The combination of opposing teams staying away from his side of the field and a lack of film versus equal competition make Williams a true sleeper. The 2022 draft cornerback class is deep, but as many as 15 cornerbacks could be off the board by the Rams first choice. This fluid, former high school track star who has shown plus traits in coverage and tackling would be a nice addition in the 5th round. Oh yea, did I mention he played on special teams, as well.

T/G Cordell Volson- North Dakota State 6’ 6” 319 lbs.

One of my favorites. One key to evaluating small school prospects is whether or not they dominate their opponents. Volson fits into this category. He spent most of his college career at right tackle, but also took snaps on the left side and guard as well. Most evaluators think he will transition to guard in the NFL, as he does not have the athleticism and lateral agility to play tackle as a pro.

I am not claiming he’s an elite athlete, but his film shows an ability to move laterally on zone plays; smoothly get to the second level, both uncovered and on combination blocks; and efficiently pull. All that said, he’s not a finesse lineman. Volson’s an aggressive brute who drives his lesser competition back into secondary or into the ground. He accomplishes this by pairing good knee bend, that gives him leverage, with strong strikes from his both his punch and shoulder drive.

Volson’s footwork in pass protection needs some fine tuning, speed guys can give him trouble and his hands, when he misses his punch, can be grabby.
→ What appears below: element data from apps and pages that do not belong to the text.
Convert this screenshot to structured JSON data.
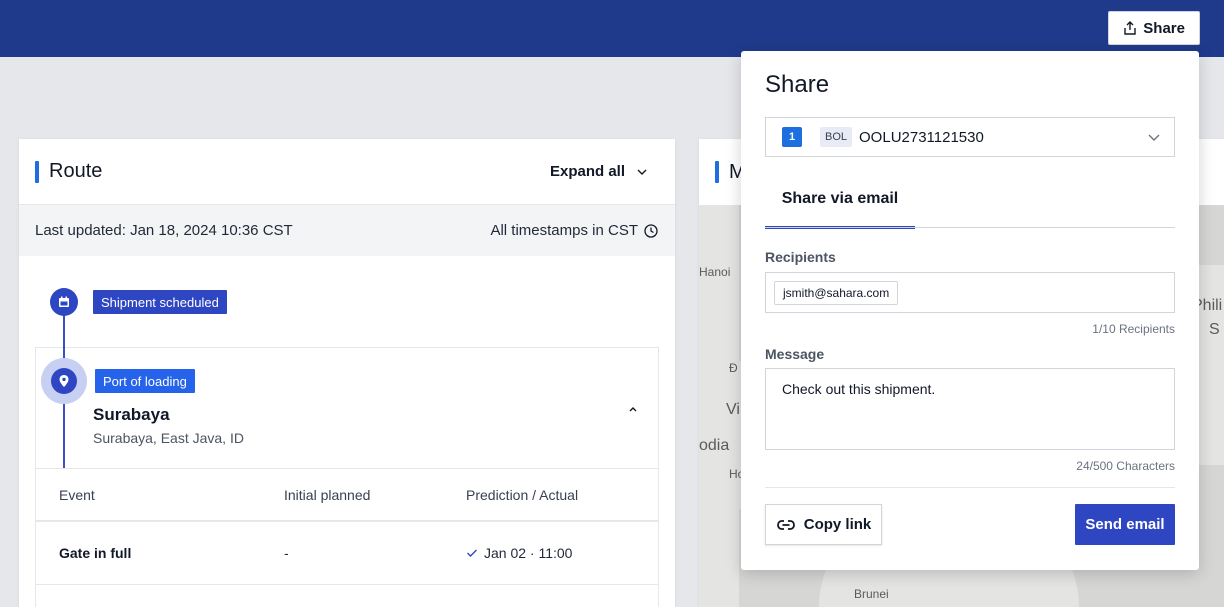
{
  "header": {
    "share_label": "Share",
    "share_icon": "share-icon",
    "colors": {
      "nav": "#1f3a8a",
      "accent": "#2f46c2"
    }
  },
  "route": {
    "title": "Route",
    "expand_all_label": "Expand all",
    "last_updated": "Last updated: Jan 18, 2024 10:36 CST",
    "timestamps_note": "All timestamps in CST",
    "milestones": [
      {
        "label": "Shipment scheduled",
        "icon": "calendar-icon"
      },
      {
        "label": "Port of loading",
        "icon": "location-pin-icon"
      }
    ],
    "port": {
      "city": "Surabaya",
      "region": "Surabaya, East Java, ID"
    },
    "table": {
      "headers": [
        "Event",
        "Initial planned",
        "Prediction / Actual"
      ],
      "rows": [
        {
          "event": "Gate in full",
          "initial": "-",
          "actual": "Jan 02 · 11:00"
        }
      ]
    }
  },
  "map": {
    "title_fragment": "M",
    "labels": [
      "Hanoi",
      "Đ",
      "Vi",
      "odia",
      "Ho",
      "Brunei",
      "Phili",
      "S"
    ]
  },
  "share_panel": {
    "title": "Share",
    "shipment_index": "1",
    "doc_type": "BOL",
    "doc_number": "OOLU2731121530",
    "tab_label": "Share via email",
    "recipients_label": "Recipients",
    "recipients": [
      "jsmith@sahara.com"
    ],
    "recipients_count": "1/10 Recipients",
    "message_label": "Message",
    "message_value": "Check out this shipment.",
    "message_count": "24/500 Characters",
    "copy_link_label": "Copy link",
    "send_email_label": "Send email"
  }
}
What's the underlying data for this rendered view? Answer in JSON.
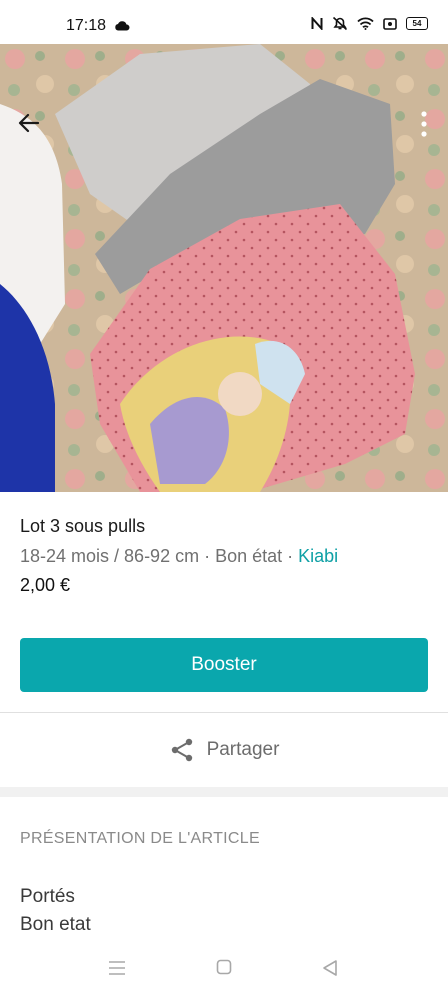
{
  "status_bar": {
    "time": "17:18",
    "battery": "54",
    "icons": [
      "cloud-icon",
      "nfc-icon",
      "mute-icon",
      "wifi-icon",
      "screen-record-icon",
      "battery-icon"
    ]
  },
  "photo": {
    "icons": [
      "back-arrow-icon",
      "more-vertical-icon"
    ]
  },
  "item": {
    "title": "Lot 3 sous pulls",
    "meta_prefix": "18-24 mois / 86-92 cm · Bon état · ",
    "brand": "Kiabi",
    "price": "2,00 €"
  },
  "actions": {
    "booster_label": "Booster",
    "share_label": "Partager",
    "share_icon": "share-icon"
  },
  "presentation": {
    "header": "PRÉSENTATION DE L'ARTICLE",
    "line1": "Portés",
    "line2": "Bon etat"
  },
  "nav_bar": {
    "icons": [
      "menu-icon",
      "home-icon",
      "back-icon"
    ]
  },
  "colors": {
    "accent": "#0aa7ad",
    "brand_link": "#0fa0a5"
  }
}
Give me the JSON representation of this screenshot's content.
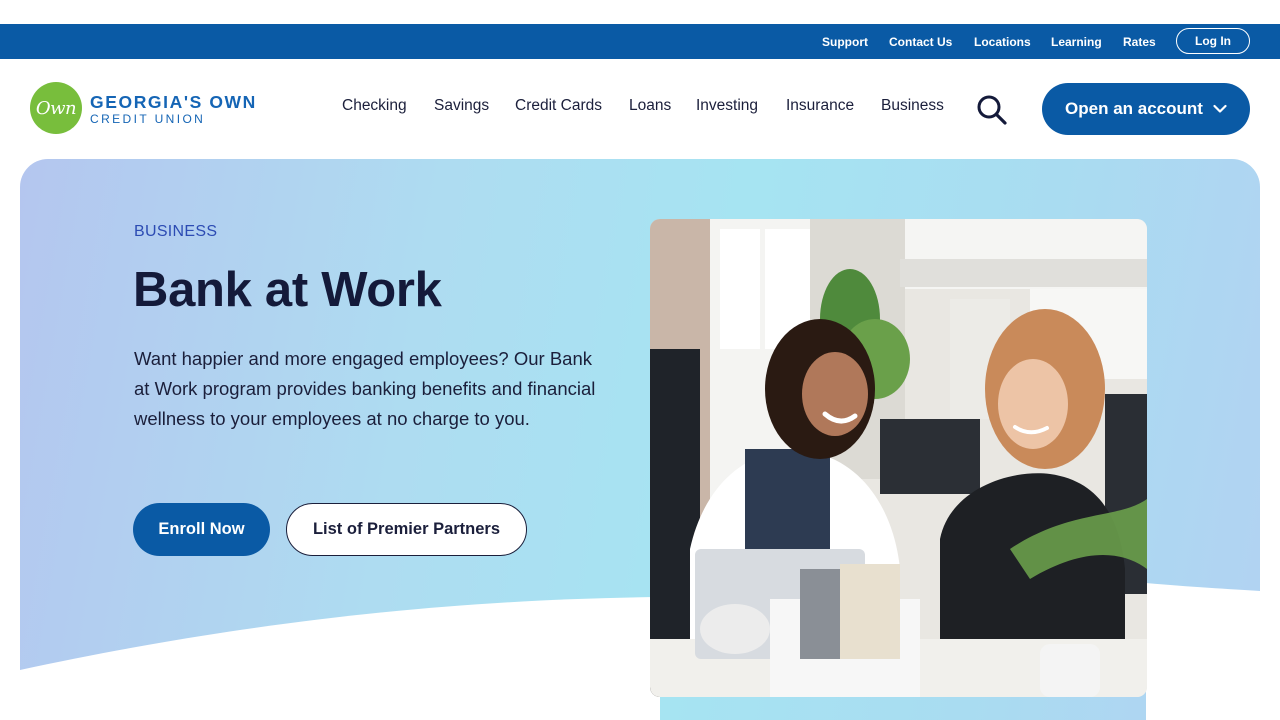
{
  "utility_nav": {
    "links": [
      "Support",
      "Contact Us",
      "Locations",
      "Learning",
      "Rates"
    ],
    "login_label": "Log In"
  },
  "brand": {
    "mark": "Own",
    "name": "GEORGIA'S OWN",
    "sub": "CREDIT UNION"
  },
  "main_nav": {
    "items": [
      "Checking",
      "Savings",
      "Credit Cards",
      "Loans",
      "Investing",
      "Insurance",
      "Business"
    ],
    "search_icon": "search-icon",
    "open_account_label": "Open an account"
  },
  "hero": {
    "eyebrow": "BUSINESS",
    "title": "Bank at Work",
    "body": "Want happier and more engaged employees? Our Bank at Work program provides banking benefits and financial wellness to your employees at no charge to you.",
    "primary_cta": "Enroll Now",
    "secondary_cta": "List of Premier Partners",
    "image_subject": "two smiling coworkers at desks in a bright office"
  },
  "colors": {
    "brand_blue": "#0a5aa5",
    "logo_green": "#78be3c",
    "eyebrow_blue": "#2c4bb3",
    "heading_navy": "#141a3a"
  }
}
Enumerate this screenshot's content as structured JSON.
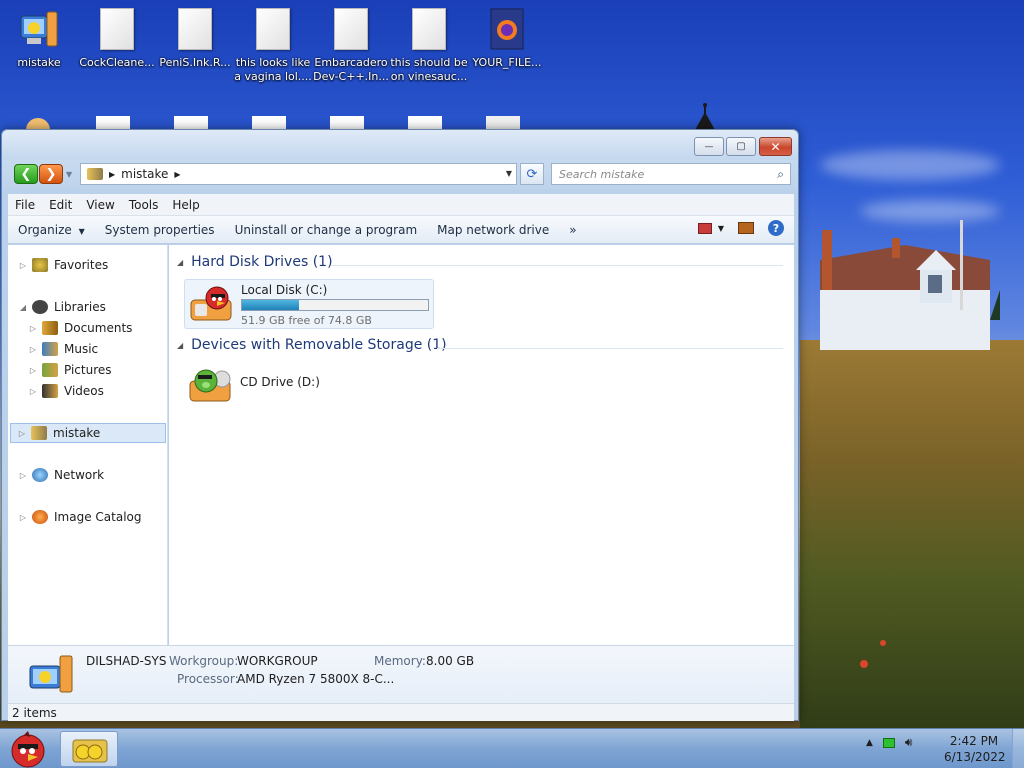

Moving inside to guard, where he can fight power with power would probably go a long to easily improve some of his weak spots. He’s got very good, not elite, length (34”), stellar grip strength and nice footwork to stay engaged when latches on to a pass rusher.

If the Rams are granted a compensatory pick in round four of the draft, they should strongly consider Cordell Volson. He is a prime mid-round pick, a developmental player with good ceiling potential and a high floor. His game transfers into LA’s offensive schemes and he was dominant in workouts at the East-West Shrine all-star game.

Fitting in with the Los Angeles Rams

Last season, the Rams special teams coverage units left much to be desired. Williams and Young are both fast, aggressive, and have extensive backgrounds in that area. Their athleticism would allow them to be able to provide value on special teams while developing at their positions.

Volson has the potential to get offensive snaps right away. Sean McVay does have a track record of bringing his draft picks along slowly, but in reality, those that are ready to play, see the field.

Snead and McVay are not averse to small school draftees and all three of these prospects dominated their competition, have plus traits that project into the Rams schemes, and so far, are not draft darlings flying up draft boards.

Should LA consider drafting these three candidates, or any other sleeper prospects?